» **Prompt**
Find every line in the records that holds the string "value". Copy each one.

» **Stored data entries**
★ ★ ★ ★ ★

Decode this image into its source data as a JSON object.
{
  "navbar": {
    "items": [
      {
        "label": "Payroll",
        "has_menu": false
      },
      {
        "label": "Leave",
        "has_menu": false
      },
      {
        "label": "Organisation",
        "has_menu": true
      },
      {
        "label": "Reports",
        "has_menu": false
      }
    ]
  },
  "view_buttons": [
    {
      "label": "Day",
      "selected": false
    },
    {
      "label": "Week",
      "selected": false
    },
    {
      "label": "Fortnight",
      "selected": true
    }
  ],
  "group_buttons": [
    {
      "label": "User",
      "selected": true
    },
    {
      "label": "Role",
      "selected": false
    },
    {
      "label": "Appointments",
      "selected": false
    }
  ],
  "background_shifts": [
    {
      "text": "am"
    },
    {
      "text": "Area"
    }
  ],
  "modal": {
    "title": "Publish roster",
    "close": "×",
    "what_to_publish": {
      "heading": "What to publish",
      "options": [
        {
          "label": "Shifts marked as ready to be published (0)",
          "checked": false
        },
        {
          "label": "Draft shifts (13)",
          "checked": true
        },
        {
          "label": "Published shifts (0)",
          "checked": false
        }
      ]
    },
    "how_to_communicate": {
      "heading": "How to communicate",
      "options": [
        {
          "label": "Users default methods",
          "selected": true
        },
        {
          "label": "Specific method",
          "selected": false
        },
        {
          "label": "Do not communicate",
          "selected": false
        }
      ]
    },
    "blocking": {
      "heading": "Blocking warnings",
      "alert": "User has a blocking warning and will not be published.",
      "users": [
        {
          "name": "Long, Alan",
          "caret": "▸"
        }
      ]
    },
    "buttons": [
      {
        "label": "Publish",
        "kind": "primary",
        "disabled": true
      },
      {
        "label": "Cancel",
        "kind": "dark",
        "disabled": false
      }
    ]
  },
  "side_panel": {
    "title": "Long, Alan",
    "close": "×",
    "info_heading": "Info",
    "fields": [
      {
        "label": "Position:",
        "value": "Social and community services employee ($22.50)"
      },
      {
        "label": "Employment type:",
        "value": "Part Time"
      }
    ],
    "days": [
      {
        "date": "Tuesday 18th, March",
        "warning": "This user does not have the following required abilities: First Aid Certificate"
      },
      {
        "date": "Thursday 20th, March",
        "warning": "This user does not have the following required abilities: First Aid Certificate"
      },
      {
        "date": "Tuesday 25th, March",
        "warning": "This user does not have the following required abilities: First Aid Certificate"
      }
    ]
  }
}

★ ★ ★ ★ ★

» **Exercise result**
        "value": "Social and community services employee ($22.50)"
        "value": "Part Time"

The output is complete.